MY MEMORY RETURNS
At last my chance came,” Jack went on. “I’d found out almost everything; not, of course, exactly by way of legal proof, but to my own entire satisfaction: and I determined to lay the matter definitely at once before Mr. Callingham. So I took a holiday for a fortnight, to go bicycling in the Midlands I told my patients; and I fixed my head-quarters at Wrode, which, as you probably remember, is twenty miles off from Woodbury.
“It was important for my scheme I should catch Mr. Callingham alone. I had no idea of entrapping him. I wanted to work upon his conscience and induce him to confess. My object was rather to move him to remorse and restitution than to terrify or surprise him.
“So on the day of the accident—call it murder, if you will—I rode over on my machine, unannounced, to The Grange to see him. You knew where I was staying, you recollect—”
At the words, a burst of memory came suddenly over me.
“Oh yes!” I cried. “I remember. It was at the Wilsons’, at Wrode. I wrote over there to tell you we were going to dine alone at six that evening, as papa had got his electric apparatus home from his instrument-maker, and was anxious to try his experiments early. You’d written to me privately—a boy brought the note—that you wanted to have an hour’s talk alone with papa. I thought it was about me, and I was, oh, ever so nervous!”
For it all came back to me now, as clear as yesterday.
Jack looked at me hard.

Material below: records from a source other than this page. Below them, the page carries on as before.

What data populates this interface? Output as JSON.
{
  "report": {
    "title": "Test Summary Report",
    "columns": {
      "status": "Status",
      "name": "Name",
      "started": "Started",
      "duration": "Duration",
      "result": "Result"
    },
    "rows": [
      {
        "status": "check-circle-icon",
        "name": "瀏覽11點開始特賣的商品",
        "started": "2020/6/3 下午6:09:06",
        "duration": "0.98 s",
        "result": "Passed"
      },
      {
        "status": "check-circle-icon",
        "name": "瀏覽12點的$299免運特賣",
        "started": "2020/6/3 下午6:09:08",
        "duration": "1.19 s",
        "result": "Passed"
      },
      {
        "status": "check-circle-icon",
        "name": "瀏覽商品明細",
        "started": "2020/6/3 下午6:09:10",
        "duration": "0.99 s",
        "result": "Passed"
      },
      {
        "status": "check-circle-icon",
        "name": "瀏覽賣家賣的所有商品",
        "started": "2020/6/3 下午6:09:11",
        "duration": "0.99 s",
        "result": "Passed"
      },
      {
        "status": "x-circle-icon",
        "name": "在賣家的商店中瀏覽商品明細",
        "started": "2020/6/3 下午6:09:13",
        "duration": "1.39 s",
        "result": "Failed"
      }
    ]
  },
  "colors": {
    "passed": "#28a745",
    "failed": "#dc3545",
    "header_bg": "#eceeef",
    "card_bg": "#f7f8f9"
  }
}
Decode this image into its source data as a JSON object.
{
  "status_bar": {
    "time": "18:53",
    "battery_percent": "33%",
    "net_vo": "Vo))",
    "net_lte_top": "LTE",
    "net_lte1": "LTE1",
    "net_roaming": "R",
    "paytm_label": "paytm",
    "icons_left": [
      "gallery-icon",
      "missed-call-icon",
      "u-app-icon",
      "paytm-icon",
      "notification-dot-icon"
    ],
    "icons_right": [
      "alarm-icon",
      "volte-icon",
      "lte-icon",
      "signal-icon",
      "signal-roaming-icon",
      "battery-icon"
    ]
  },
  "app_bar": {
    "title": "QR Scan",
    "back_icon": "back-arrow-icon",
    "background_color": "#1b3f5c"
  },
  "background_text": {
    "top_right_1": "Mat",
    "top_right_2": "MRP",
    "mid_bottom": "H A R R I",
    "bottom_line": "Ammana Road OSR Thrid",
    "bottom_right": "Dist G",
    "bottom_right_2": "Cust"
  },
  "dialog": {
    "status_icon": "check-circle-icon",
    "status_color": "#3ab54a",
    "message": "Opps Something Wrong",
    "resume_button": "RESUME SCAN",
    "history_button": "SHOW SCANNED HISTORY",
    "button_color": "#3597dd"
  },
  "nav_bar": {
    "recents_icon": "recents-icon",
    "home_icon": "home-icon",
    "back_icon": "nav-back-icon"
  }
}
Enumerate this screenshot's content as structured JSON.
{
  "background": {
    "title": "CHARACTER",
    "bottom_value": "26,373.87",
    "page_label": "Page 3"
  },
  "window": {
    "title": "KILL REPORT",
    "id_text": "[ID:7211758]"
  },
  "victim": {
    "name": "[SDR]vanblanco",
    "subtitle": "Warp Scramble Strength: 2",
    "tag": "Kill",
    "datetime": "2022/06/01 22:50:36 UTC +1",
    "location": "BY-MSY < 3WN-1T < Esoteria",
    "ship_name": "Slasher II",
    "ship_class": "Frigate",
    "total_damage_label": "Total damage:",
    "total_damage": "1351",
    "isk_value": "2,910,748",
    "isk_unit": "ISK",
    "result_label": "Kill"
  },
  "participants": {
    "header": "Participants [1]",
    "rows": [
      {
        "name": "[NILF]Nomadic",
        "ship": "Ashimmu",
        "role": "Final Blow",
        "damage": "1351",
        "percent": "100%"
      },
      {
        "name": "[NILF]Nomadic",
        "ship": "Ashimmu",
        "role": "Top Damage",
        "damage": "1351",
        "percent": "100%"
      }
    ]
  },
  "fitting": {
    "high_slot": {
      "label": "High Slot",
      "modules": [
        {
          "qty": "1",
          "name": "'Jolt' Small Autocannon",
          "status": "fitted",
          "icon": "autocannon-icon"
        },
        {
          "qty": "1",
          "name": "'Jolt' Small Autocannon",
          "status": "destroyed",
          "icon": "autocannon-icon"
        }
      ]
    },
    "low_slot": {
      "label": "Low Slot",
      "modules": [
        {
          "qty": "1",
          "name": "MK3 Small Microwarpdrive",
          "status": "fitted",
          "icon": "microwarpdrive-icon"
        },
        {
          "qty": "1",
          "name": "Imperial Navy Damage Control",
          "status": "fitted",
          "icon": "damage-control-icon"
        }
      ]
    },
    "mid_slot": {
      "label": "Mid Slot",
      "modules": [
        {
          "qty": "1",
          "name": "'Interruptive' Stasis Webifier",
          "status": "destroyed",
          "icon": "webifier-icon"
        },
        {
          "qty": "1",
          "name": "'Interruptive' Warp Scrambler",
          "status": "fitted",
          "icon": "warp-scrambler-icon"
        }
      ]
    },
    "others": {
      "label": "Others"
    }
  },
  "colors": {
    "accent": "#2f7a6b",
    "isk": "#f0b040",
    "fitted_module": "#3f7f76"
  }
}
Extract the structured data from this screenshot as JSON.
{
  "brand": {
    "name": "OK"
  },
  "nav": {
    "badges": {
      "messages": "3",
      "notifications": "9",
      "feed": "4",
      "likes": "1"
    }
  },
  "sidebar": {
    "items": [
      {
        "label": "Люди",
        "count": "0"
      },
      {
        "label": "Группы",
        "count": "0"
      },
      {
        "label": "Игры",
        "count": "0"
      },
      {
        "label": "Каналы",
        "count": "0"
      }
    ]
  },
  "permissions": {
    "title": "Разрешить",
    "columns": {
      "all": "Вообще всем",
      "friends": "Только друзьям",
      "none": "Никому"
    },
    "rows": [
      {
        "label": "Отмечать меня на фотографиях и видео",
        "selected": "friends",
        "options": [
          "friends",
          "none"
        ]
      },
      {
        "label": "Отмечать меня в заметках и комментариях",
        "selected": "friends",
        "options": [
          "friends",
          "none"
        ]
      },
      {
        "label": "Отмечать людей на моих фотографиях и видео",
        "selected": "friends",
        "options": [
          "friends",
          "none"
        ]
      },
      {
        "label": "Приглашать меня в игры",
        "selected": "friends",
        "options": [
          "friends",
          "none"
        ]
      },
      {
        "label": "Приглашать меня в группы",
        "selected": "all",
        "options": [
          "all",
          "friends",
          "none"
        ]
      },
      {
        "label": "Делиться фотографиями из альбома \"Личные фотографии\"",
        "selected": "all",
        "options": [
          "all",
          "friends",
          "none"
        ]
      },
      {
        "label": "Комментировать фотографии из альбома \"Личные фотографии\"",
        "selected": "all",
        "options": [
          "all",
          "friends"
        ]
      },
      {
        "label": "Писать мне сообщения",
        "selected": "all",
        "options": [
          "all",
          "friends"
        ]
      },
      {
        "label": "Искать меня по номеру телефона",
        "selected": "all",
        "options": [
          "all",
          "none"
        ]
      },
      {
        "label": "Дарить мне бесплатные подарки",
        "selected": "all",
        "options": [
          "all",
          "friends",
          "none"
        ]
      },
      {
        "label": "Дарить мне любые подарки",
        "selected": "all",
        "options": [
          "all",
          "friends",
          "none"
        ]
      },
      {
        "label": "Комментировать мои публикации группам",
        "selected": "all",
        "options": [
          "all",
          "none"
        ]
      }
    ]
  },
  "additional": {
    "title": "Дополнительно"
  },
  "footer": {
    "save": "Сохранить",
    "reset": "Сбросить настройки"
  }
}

“I’m glad you remember that, dear,” he said. “Now, Una, do try to remember all you can as I go along with my story... Well, I rode over alone, never telling anybody at Wrode where I was going, nor giving your step-father any reason of any sort to expect me. I trusted entirely to finding him busy with his new invention. When I reached The Grange, I came up the drive unperceived, and looking in at the library window, saw your father alone there. He was pottering over his chemicals. That gave me the clue. I left my bicycle under the window, tilted up against the wall, and walked in without ringing, going straight to the library. Nobody saw me come: nobody saw me return, except one old lady on the road, who seemed to have forgotten all about it by the time of the inquest.”
(I nodded and gave a start. I knew that must have been Aunt Emma.)
“Except yourself, Una, no human soul on earth ever seemed to suspect me. And that wasn’t odd; for you and your father, and perhaps Minnie Moore, were the only people in the world who ever knew I was in love with you or cared for you in any way.”
“Go on,” I said, breathless. “And you went into the library.”
“I went into the library,” Jack continued, “where I found your father, just returned from enjoying his cigar on the lawn. He was alone in the room—”